Ship History 1941–1969

From 28 August 1942 to 2 July 1969 USS Taylor (DD/DDE 468) served her country well as a commissioned ship of the line of the United States Navy. Her keel was laid on 28 August 1941 at Bath Iron Works in Maine, and a year later on the day she was commissioned she was at war. During her 26 years 10 months and 4 days of commissioned service, she saw action in World War II, Korean War, Cold War, and Vietnam War. USS Taylor, her officers and men, earned a place in history. USS Taylor was one of the most decorated warships of the US Navy fleet. USS Taylor Ship History 1941–1969.

Moments after Mrs. H. A. Baldridge cracked a bottle of champagne across USS Taylor’s bow on 7 June 1942, DD 468 slid down the Bath Iron Works ways into the Kennebec River, and into World War II. The ship was commissioned at the Charlestown Navy Yard in Boston on 28 August 1942, and exactly three years later Taylor was anchored in Tokyo Bay, awaiting the formal surrender of the Empire of Japan. USS Taylor (DD 468) led the fleet into Japanese waters, having earned the honor by her exemplary record in battle throughout the war. USS Taylor WW II History 1941–1946.

The legendary World War II destroyer USS Taylor (DD 468) distinguished herself yet again in battle, this time in Korean waters as DDE 468. Her duties and accomplishments were many during the Korean War, and included screening aircraft carriers, providing cover for minesweeping operations, shore bombardment, and search and rescue operations. Taylor played an important part in the Siege of Wonsan, and proved herself time and again under fire. During her two Korean War deployments, Taylor completed every assignment given her without the loss of a single crewman, continuing her World War II reputation as a “lucky ship”. Luck may have had something to do with it, but her officers and men were the main reason for her success. For her exemplary record in Korea, USS Taylor (DDE 468) earned two battle stars. USS Taylor Korean War History 1951–1953.


Following her Korean War service, USS Taylor (DDE 468) made several more deployments to the western Pacific. These missions included joint training exercises with allies, goodwill visits to Asian ports, including some in South Korea, and Taiwan Patrol missions to maintain a deterrent presence in the waters between Taiwan and mainland China. In 1960 Taylor visited Australia for the 18th annual celebration commemorating victory in the Battle of the Coral Sea in May 1942. Taylor spent the spring and summer of 1962 in the mid Pacific as a support unit for Operation Dominic, the largest nuclear weapons testing program — and the last atmospheric tests — ever conducted by the United States. After a repair period, Taylor’s classification was changed from escort destroyer DDE 468 to destroyer DD 468 on 7 August 1962. USS Taylor Cold War History 1953–1965.

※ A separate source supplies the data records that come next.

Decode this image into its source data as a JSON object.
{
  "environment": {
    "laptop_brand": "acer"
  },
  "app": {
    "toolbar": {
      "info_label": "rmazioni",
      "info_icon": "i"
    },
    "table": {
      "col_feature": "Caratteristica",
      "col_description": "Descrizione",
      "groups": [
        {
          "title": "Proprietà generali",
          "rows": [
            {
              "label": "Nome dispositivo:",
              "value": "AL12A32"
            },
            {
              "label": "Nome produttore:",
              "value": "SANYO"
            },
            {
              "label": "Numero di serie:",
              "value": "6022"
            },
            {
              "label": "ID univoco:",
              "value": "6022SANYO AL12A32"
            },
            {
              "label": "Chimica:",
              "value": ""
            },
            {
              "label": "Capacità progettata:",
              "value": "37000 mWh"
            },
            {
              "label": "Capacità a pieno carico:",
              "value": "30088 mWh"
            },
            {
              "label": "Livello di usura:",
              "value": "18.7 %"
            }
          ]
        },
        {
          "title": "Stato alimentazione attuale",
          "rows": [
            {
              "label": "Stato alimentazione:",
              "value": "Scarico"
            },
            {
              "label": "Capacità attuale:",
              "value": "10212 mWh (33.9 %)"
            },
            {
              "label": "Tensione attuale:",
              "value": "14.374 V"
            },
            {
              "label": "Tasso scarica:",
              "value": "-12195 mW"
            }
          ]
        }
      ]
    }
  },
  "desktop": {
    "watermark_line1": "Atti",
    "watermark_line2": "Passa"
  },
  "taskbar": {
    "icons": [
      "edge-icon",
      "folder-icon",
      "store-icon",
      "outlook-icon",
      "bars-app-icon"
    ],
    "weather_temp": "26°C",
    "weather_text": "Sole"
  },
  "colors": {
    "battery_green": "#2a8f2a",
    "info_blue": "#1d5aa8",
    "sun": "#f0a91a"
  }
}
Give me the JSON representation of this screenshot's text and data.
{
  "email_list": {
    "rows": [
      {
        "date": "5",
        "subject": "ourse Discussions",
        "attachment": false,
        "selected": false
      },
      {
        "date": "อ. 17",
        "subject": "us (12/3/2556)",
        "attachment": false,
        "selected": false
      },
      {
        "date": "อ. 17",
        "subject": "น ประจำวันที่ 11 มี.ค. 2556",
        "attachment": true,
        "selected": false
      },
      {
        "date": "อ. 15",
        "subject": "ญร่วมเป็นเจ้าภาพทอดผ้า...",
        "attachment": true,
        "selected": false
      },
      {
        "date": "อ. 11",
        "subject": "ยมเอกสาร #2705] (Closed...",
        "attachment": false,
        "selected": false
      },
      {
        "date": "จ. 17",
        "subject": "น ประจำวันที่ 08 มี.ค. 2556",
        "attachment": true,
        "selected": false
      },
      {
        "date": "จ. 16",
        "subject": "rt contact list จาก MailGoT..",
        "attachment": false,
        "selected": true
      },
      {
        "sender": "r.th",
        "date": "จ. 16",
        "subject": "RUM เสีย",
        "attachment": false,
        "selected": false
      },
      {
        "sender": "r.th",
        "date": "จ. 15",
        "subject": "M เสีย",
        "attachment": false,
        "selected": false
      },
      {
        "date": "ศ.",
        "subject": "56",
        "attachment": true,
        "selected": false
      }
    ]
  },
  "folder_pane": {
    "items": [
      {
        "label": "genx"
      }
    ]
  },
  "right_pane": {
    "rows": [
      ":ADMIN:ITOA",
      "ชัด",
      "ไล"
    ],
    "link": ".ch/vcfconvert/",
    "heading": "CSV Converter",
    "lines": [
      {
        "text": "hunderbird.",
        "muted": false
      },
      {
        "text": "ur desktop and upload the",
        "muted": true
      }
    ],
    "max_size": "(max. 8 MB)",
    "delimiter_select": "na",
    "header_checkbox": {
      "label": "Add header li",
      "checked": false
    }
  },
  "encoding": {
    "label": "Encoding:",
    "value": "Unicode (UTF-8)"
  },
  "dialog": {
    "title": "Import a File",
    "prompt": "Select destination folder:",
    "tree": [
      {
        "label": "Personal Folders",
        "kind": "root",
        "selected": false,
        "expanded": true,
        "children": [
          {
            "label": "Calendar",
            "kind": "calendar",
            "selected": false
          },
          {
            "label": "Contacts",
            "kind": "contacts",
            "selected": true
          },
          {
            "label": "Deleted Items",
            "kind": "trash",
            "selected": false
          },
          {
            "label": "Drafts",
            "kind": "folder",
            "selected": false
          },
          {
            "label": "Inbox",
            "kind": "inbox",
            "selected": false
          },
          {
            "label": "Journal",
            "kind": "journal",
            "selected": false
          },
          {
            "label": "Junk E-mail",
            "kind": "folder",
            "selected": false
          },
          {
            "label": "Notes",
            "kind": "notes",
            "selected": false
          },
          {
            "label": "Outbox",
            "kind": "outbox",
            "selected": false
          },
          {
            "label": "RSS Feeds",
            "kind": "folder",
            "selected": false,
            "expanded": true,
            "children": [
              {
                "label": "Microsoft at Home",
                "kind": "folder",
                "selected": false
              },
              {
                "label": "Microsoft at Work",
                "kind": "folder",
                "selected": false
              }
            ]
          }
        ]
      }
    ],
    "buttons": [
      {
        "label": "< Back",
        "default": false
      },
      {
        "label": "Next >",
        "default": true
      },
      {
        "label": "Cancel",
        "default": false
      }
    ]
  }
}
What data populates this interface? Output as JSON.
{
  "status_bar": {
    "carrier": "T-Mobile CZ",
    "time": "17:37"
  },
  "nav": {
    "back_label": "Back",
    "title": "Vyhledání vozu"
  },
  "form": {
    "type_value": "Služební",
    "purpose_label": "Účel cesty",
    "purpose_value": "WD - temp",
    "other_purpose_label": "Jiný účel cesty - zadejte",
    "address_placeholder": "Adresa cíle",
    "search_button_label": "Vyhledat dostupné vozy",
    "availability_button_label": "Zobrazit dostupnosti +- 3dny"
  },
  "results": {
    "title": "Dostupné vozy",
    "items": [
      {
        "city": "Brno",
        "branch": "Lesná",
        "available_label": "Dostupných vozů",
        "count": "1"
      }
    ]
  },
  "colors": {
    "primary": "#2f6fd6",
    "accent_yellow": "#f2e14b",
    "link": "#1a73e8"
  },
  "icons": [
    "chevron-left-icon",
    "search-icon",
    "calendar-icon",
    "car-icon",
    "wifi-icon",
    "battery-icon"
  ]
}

The Vietnam War, like the Korean War, was precipitated by Communist expansion ambitions in East Asia. North Vietnam was backed by the Soviet Union and China, while South Vietnam was supported by the United States and anti-Communist allies. The two adversaries were separated by a DMZ at the Ben Hai River. US presence increased sharply after the 2 August 1964 Gulf of Tonkin Incident, a skirmish between USS Maddox (DD 731) and North Vietnamese torpedo boats. By this time more than 40,000 North Vietnamese troops had infiltrated the south, where there were also 23,000 US advisors. USS Taylor (DD 468) arrived off the coast of Vietnam on 21 March 1965 in support of US forces ashore, now numbering 184,000. During her Vietnam War years, Taylor had four deployments to Vietnam, which would prove to be her last as a unit of the US Navy. USS Taylor (DD 468) was decommissioned on 2 July 1969 and stricken from the Navy list after 27 years of service from World War II to the Vietnam War. USS Taylor Vietnam War History 1965–1969.